+++ DATA TO EXAMINE

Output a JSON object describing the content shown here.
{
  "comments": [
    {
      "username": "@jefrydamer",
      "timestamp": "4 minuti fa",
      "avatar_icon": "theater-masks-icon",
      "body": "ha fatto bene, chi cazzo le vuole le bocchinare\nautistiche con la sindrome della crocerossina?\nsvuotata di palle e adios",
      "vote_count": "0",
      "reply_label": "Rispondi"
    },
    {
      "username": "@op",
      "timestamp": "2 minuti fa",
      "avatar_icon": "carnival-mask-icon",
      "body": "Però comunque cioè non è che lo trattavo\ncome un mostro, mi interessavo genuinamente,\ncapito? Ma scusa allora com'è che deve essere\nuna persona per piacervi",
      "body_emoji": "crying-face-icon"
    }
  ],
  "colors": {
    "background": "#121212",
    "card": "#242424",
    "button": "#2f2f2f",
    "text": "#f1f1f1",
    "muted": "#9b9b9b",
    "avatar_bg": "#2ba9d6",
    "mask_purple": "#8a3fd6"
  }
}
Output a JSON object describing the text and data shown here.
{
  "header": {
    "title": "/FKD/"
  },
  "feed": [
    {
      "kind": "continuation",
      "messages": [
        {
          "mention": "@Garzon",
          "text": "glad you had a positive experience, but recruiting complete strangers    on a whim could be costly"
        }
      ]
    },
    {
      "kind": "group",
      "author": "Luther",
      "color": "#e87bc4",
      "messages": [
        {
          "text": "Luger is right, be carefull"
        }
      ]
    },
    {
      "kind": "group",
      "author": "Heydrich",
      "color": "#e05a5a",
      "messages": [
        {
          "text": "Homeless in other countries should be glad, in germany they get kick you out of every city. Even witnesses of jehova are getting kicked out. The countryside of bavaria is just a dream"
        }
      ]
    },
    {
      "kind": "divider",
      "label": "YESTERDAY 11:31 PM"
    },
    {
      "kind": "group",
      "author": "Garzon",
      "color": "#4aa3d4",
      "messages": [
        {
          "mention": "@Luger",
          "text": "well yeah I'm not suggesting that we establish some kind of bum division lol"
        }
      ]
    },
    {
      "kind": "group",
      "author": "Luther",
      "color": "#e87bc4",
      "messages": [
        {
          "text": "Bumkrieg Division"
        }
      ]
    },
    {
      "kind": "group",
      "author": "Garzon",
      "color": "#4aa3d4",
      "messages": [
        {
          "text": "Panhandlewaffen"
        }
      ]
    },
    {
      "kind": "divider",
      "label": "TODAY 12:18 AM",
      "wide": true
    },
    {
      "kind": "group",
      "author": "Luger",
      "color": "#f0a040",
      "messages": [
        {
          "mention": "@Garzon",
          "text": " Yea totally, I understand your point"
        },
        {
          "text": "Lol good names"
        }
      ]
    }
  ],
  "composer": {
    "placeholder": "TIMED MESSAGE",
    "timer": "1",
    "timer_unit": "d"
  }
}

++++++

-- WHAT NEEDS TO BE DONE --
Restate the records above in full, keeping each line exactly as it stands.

-- EXERCISE RESPONSE --
Output a JSON object describing the content shown here.
{
  "comments": [
    {
      "username": "@jefrydamer",
      "timestamp": "4 minuti fa",
      "avatar_icon": "theater-masks-icon",
      "body": "ha fatto bene, chi cazzo le vuole le bocchinare\nautistiche con la sindrome della crocerossina?\nsvuotata di palle e adios",
      "vote_count": "0",
      "reply_label": "Rispondi"
    },
    {
      "username": "@op",
      "timestamp": "2 minuti fa",
      "avatar_icon": "carnival-mask-icon",
      "body": "Però comunque cioè non è che lo trattavo\ncome un mostro, mi interessavo genuinamente,\ncapito? Ma scusa allora com'è che deve essere\nuna persona per piacervi",
      "body_emoji": "crying-face-icon"
    }
  ],
  "colors": {
    "background": "#121212",
    "card": "#242424",
    "button": "#2f2f2f",
    "text": "#f1f1f1",
    "muted": "#9b9b9b",
    "avatar_bg": "#2ba9d6",
    "mask_purple": "#8a3fd6"
  }
}
Output a JSON object describing the text and data shown here.
{
  "header": {
    "title": "/FKD/"
  },
  "feed": [
    {
      "kind": "continuation",
      "messages": [
        {
          "mention": "@Garzon",
          "text": "glad you had a positive experience, but recruiting complete strangers    on a whim could be costly"
        }
      ]
    },
    {
      "kind": "group",
      "author": "Luther",
      "color": "#e87bc4",
      "messages": [
        {
          "text": "Luger is right, be carefull"
        }
      ]
    },
    {
      "kind": "group",
      "author": "Heydrich",
      "color": "#e05a5a",
      "messages": [
        {
          "text": "Homeless in other countries should be glad, in germany they get kick you out of every city. Even witnesses of jehova are getting kicked out. The countryside of bavaria is just a dream"
        }
      ]
    },
    {
      "kind": "divider",
      "label": "YESTERDAY 11:31 PM"
    },
    {
      "kind": "group",
      "author": "Garzon",
      "color": "#4aa3d4",
      "messages": [
        {
          "mention": "@Luger",
          "text": "well yeah I'm not suggesting that we establish some kind of bum division lol"
        }
      ]
    },
    {
      "kind": "group",
      "author": "Luther",
      "color": "#e87bc4",
      "messages": [
        {
          "text": "Bumkrieg Division"
        }
      ]
    },
    {
      "kind": "group",
      "author": "Garzon",
      "color": "#4aa3d4",
      "messages": [
        {
          "text": "Panhandlewaffen"
        }
      ]
    },
    {
      "kind": "divider",
      "label": "TODAY 12:18 AM",
      "wide": true
    },
    {
      "kind": "group",
      "author": "Luger",
      "color": "#f0a040",
      "messages": [
        {
          "mention": "@Garzon",
          "text": " Yea totally, I understand your point"
        },
        {
          "text": "Lol good names"
        }
      ]
    }
  ],
  "composer": {
    "placeholder": "TIMED MESSAGE",
    "timer": "1",
    "timer_unit": "d"
  }
}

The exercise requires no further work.